#### Exercise description:
Look through the listing below, and wherever a line has the string "JSON", pull it out.

#### Provided information:

- - -

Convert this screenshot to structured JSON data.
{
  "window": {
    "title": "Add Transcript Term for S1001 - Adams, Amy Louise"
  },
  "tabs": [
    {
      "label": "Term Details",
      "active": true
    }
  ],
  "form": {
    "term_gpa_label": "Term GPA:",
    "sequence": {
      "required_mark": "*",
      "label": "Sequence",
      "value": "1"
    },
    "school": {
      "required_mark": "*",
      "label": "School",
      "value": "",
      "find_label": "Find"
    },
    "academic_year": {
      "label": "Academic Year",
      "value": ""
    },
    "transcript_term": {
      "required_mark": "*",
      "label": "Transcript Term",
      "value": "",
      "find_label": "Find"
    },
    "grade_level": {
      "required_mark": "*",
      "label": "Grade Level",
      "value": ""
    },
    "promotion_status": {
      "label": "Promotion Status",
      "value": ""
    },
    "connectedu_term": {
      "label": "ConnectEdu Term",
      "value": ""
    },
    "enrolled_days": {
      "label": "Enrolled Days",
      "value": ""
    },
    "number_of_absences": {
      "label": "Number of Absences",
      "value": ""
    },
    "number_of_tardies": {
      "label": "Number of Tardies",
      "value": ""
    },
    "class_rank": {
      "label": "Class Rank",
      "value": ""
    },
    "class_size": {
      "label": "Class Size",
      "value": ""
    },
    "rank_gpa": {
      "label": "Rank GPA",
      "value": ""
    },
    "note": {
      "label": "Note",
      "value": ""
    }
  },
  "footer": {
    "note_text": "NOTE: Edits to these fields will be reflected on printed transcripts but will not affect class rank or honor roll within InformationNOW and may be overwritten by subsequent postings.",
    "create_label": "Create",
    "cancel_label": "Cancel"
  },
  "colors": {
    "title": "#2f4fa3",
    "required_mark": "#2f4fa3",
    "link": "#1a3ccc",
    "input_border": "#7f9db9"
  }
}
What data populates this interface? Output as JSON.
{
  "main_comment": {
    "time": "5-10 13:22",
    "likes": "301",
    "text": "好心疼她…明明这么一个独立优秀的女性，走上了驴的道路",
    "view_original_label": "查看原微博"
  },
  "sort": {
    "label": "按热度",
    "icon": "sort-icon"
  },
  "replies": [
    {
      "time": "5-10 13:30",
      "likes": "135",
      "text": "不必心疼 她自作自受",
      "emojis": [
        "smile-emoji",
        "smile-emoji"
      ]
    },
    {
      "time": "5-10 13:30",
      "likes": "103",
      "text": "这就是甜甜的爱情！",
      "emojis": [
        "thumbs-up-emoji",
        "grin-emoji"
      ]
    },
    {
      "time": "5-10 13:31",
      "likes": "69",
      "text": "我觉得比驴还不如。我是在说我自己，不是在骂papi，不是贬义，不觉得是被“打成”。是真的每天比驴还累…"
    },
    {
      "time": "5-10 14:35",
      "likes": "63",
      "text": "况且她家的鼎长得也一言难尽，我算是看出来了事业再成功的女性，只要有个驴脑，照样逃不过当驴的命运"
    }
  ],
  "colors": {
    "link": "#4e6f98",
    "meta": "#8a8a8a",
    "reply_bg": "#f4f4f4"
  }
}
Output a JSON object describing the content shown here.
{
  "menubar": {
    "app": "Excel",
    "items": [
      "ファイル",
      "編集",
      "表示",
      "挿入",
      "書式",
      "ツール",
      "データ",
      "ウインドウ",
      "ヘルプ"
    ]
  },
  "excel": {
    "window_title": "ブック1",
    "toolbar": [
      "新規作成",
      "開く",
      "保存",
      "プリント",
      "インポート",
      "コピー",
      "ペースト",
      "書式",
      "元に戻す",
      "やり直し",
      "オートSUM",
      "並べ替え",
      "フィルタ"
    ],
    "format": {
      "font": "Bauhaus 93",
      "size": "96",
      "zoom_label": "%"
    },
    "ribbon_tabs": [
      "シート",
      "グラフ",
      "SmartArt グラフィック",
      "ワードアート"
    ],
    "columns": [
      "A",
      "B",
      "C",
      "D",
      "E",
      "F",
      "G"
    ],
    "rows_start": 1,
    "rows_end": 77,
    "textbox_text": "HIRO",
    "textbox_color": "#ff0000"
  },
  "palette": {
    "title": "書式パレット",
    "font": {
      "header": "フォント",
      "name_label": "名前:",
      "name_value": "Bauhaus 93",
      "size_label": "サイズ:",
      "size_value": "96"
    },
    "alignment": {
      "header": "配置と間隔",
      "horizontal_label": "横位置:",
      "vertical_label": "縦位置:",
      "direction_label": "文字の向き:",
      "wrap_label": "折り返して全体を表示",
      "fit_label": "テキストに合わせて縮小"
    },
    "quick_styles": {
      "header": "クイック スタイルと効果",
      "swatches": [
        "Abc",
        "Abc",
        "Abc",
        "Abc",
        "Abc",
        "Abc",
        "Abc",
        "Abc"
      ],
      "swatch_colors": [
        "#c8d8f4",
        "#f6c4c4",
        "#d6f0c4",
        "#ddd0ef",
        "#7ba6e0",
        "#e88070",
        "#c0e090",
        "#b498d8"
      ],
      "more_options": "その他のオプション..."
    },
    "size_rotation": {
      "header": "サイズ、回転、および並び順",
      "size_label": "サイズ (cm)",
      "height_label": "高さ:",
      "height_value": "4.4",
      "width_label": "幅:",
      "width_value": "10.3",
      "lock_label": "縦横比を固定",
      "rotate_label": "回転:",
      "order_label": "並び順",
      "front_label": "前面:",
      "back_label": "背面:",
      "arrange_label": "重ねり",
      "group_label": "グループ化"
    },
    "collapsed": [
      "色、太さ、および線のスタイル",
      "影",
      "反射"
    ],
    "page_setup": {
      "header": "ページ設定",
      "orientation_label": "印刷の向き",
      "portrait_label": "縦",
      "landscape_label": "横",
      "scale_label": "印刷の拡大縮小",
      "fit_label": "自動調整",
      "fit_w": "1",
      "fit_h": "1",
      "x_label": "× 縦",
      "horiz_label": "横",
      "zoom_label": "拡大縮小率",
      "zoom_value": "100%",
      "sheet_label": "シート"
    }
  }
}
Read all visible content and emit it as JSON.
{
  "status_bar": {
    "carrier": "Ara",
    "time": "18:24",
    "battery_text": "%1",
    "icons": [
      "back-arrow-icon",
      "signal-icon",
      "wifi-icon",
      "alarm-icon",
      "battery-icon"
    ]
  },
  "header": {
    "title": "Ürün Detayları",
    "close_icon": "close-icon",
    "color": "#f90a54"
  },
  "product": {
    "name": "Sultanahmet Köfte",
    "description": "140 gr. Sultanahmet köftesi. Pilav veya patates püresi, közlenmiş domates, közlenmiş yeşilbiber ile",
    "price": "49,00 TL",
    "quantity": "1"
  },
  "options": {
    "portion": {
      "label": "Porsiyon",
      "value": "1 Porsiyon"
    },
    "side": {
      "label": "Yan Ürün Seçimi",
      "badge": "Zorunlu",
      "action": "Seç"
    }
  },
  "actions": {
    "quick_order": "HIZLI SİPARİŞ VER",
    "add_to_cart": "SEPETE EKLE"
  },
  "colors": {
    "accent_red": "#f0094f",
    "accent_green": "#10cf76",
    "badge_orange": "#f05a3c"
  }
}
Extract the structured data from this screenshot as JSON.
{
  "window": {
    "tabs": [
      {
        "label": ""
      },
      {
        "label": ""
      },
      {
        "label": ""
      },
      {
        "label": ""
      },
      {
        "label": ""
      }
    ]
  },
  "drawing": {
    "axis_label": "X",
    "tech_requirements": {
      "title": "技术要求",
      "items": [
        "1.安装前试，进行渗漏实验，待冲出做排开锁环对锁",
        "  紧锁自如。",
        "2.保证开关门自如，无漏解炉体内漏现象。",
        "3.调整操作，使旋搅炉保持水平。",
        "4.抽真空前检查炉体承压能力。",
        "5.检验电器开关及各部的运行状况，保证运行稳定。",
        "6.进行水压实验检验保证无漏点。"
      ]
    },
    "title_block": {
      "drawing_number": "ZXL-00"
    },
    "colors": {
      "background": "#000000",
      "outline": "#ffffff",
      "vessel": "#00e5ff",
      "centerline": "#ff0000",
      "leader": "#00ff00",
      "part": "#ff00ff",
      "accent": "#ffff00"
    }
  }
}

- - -

#### Solution for this problem:
Convert this screenshot to structured JSON data.
What data populates this interface? Output as JSON.
Output a JSON object describing the content shown here.
Read all visible content and emit it as JSON.
Extract the structured data from this screenshot as JSON.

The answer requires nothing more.